The selection of plant-based burgers in the refrigerated meat case has grown quickly. There are now numerous brands to choose from, along with other cookout favorites like plant-based sausage links. Clever names and attractive packaging aside, what’s the story with these new meatless patties? Here are the basics so you can make an informed choice when you’re ready to get your grill on.
The different types of plant-based burgers
- Veggie burgers: these patties are probably familiar to you. They have been around a long time and can be usually found in the freezer section. Veggie burgers are relatively simple patties. They are predominantly made from legumes, grains, vegetables, seasonings, and a binder to hold it all together. Many of these burgers are vegan products.
- Plant-based burgers: these are the new burgers in the meat case. Sometimes referred to as meatless burgers, they were created to appeal to those who like the texture and taste of meat, but want alternative choices. Some options are vegetarian/vegan, others are not (they might have cheese or egg in them). The patties mimic meat by means of a slew of ingredients. This includes things like vegetable protein powders (such as from peas or soybeans), starches, coconut oil and/or other oils, and a variety of added vitamins, flavorings, coloring ingredients like beet juice extract, plus methylcellulose (a common food ingredient), or another binding agent.
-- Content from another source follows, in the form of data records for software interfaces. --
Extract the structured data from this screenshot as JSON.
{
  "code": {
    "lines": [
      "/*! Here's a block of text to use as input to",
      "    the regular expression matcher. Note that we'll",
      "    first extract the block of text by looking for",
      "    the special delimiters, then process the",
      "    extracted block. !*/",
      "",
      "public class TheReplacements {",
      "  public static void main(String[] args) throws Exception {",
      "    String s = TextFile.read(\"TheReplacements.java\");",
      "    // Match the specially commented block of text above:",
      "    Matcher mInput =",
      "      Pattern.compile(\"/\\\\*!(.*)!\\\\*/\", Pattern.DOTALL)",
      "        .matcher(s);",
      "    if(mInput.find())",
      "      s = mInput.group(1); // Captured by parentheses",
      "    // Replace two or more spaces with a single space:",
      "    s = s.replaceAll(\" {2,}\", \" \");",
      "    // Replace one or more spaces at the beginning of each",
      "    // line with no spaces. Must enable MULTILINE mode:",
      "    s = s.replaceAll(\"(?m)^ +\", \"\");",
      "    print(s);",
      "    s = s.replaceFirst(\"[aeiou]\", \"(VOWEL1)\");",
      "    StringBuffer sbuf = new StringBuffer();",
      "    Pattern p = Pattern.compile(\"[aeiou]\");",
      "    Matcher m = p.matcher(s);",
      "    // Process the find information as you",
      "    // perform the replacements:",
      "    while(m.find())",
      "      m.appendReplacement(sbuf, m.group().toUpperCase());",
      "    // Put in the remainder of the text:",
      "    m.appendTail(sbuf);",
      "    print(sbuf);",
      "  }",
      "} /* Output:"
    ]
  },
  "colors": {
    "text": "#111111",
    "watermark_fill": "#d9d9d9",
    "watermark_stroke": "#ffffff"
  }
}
Eating less red meat has known benefits for heart health, but does that hold true for plant-based “meats”? A recent, small study found that when participants swapped meatless products for 8 weeks, their LDL cholesterol levels improved compared to when they were eating the real meat counterparts. They also consumed less saturated fat and more fiber than during the real meat phase. Whether those findings translate directly into better heart health hasn’t been shown, as it was a short-term study. However, there are other beneficial nutrition qualities for meatless burgers to consider as well:
- Fewer calories per patty
- More fiber
- Less saturated fat than beef
- Higher levels of certain minerals like folate and niacin (also higher levels of iron, although it’s not as absorbable as the iron in real meat)
Potential nutritional drawbacks
One of the biggest marks against the new plant-based burgers is that they are comprised of a lot of ingredients in order to make them taste and look like real meat. And, unlike most traditional veggie burgers, “plant-based” in this case means only that their ingredient lists don’t contain meat. Don’t go looking for identifiable pieces of vegetables in them—these products rely on isolated parts of plants such as the starch or protein, and many additives (some are vitamins). Hence, they are highly processed, and a diet composed of lots of highly processed foods has been linked with higher heart disease risk. Other nutritional cons revealed in a recent study of plant-based burger’s nutritional qualities include:
- Less protein
- Iron from plants is not as efficiently absorbed and utilized as animal-based iron (consuming a vitamin C source alongside it helps improve absorption)
- Significantly higher levels of sodium compared to natural meat patties
- Lower levels of vitamin B12 (some brands add it, others don’t)
Plant-based burgers and Guiding Stars
Guiding Stars has evaluated all of the plant-based meat alternatives that are sold at participating supermarkets of the program. The Meat Alternatives category in our database that these products fall into includes veggie burgers, tofu-based products, and other things that are not exactly meatless fresh burger patties. It also includes frozen products, products sold in the deli section and the fresh meat selections. Out of all of these, just 43% earn Guiding Stars. Does that mean these products should be avoided? Not necessarily, as we believe in moderate eating that allows for all types of foods. But in this case, it means that the majority of these products did not meet the stringent nutritional criteria to earn at least 1 Guiding Star. After looking specifically at several of the well-known brands of meatless fresh burgers, it turns out that they don’t earn stars due to losing points for their sodium, saturated fat and—for some of them—added sugar content. You can check the Guiding Stars Food Finder before shopping to see what the star ratings reveal for the brands you are interested in trying.
Plant-based burger patties can be part of a healthy diet and may help broaden the appeal of plant-based eating to the wider audience of meat eaters. However, don’t expect them to necessarily be more healthful than lean meat (or poultry) burgers. We also recognize that there are other factors which might influencer your decision to purchase these products, like climate impact or animal welfare. Shop using Guiding Stars and pick the best choice for you and your family.